Invading the postzyg
March 30, 2008
Again, another exclusive peek at an interesting specimen: the MIWG.7306 vertebra, aka ‘Angloposeidon’ (Naish et al. 2004). Apologies if, by now, you’re bored of my show-casing of this specimen, but – not only is it the only sauropod vertebra of which I personally have multiple unpublished images – it is also a really nice demonstration of the fact that, even in just a single vertebra, there are multiple interesting, bizarre, and sometimes under-studied or even un-studied details.
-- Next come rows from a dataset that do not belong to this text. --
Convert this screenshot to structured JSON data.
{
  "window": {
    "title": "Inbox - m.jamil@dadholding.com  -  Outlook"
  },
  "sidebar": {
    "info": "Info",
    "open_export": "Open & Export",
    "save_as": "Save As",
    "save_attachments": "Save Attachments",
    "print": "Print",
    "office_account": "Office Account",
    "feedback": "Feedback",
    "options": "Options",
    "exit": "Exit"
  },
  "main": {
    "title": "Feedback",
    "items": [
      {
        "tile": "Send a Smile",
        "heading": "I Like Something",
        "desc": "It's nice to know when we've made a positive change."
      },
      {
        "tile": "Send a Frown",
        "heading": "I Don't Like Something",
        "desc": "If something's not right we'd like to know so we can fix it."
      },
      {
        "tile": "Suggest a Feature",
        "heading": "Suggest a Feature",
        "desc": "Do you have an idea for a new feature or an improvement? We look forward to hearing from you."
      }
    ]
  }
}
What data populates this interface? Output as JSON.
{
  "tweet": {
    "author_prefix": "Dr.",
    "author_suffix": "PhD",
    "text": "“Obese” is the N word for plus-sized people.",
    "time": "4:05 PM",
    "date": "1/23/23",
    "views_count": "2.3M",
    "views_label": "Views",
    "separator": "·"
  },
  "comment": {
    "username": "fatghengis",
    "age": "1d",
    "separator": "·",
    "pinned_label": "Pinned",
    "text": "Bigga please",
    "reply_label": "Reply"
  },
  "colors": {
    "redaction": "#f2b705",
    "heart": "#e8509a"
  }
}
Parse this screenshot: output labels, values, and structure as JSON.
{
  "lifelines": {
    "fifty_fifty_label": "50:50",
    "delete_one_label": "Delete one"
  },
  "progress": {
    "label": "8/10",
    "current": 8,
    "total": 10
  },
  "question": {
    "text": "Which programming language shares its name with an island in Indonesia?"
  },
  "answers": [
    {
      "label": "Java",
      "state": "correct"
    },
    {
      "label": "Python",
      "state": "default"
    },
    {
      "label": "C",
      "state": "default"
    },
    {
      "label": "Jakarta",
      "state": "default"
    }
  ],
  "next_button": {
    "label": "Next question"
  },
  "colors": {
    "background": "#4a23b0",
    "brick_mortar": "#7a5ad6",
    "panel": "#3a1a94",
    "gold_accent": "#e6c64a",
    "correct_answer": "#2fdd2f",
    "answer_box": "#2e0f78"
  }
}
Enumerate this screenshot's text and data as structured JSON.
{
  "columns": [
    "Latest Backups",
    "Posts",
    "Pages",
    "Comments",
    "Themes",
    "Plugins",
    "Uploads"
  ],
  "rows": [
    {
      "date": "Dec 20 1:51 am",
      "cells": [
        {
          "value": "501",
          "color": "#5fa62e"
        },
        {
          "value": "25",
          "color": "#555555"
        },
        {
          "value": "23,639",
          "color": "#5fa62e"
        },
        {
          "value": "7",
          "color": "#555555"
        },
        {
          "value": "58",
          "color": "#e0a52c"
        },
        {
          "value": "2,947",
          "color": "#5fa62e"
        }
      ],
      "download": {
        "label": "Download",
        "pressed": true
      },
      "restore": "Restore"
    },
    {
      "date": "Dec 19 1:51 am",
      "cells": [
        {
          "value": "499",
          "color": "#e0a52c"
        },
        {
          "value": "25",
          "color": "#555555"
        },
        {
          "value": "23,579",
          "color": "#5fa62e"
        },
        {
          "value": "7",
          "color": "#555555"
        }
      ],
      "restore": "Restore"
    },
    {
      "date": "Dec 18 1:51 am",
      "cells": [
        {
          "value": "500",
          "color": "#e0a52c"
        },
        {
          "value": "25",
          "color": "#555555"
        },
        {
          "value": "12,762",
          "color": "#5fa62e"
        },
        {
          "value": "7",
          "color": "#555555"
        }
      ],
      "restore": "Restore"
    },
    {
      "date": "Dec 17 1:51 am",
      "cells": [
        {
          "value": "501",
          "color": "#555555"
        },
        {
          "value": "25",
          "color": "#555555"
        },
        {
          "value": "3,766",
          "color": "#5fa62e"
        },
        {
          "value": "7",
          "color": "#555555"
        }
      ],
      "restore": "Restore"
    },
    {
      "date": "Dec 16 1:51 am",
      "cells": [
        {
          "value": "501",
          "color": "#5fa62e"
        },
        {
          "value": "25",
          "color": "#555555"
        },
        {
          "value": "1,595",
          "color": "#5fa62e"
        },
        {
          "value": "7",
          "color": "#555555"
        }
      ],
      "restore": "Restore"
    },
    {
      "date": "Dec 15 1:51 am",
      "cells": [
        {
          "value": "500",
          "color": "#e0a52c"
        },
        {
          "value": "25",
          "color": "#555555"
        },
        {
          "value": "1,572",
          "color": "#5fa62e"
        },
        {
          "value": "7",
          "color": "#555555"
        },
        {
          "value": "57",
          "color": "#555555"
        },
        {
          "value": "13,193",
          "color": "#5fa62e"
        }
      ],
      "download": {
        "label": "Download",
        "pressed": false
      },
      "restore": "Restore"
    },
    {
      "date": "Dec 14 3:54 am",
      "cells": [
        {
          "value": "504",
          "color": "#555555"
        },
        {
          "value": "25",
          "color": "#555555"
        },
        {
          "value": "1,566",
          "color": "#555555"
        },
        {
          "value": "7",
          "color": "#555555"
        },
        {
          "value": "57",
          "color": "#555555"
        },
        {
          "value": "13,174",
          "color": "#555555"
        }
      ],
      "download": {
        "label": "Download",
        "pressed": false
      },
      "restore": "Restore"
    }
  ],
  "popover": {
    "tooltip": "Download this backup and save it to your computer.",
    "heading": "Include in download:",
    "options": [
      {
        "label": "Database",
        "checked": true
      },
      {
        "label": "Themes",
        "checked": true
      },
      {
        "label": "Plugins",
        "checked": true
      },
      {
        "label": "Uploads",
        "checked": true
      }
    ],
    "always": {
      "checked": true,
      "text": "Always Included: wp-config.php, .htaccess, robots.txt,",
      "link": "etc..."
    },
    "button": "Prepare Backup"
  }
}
What we’re looking at here is the medial (‘inside’) surface of the left postzygapophysis, with the centrum down below the bottom of the image, and the cotyle off to the left (the opposite side of what’s shown here). The image below should help with orientation. The focus of interest is the unusual matrix-filled space in the middle of the image: just what is it? Because it has sharp, clean edges, I am pretty convinced that it’s natural, and I assume it’s a pneumatic foramen. Similar structures are present on the medial side of the right postzygapophysis, and are different in position and shape (Naish et al. 2003, p. 790). We think, based on several lines of evidence, that the space between the postzygapophyses (limited anteriorly by the neural spine) was occupied by an air-sac (Schwarz & Fritsch (2006) called this the interspinal diverticulum), so is this evidence that diverticula from the interspinal air-sac invaded the bodies of the postzygapophyses on their medial sides? If so, was this just a one-off in MIWG.7306, or was it widespread in brachiosaurs, in macronarians, in neosauropods, or even in sauropods as a whole? I admit that I haven’t yet taken the time to check properly, but the big problem is that this part of the vertebra – the medial surface of the postzygapophysis – is rarely figured. Based on what has been published, I have yet to see a similar structure, even in Brachiosaurus (which is very well figured, as sauropods go).
I’m sure that someone is now going to make me look very, very silly. But, whatever. I can’t pretend to know everything. Note that, again, this is a world first. Yes, all of this stuff should be published… and in time in will, in time.
- Naish, D., Martill, D. M., Cooper, D. & Stevens, K. A. 2004. Europe’s largest dinosaur? A giant brachiosaurid cervical vertebra from the Wessex Formation (Early Cretaceous) of southern England. Cretaceous Research 25, 787-795.
- Schwarz, D. & Fritsch, G. 2006. Pneumatic structures in the cervical vertebrae of the Late Jurassic Tendaguru sauropods Brachiosaurus brancai and Dicraeosaurus. Eclogae geol. Helv. 99, 65-78.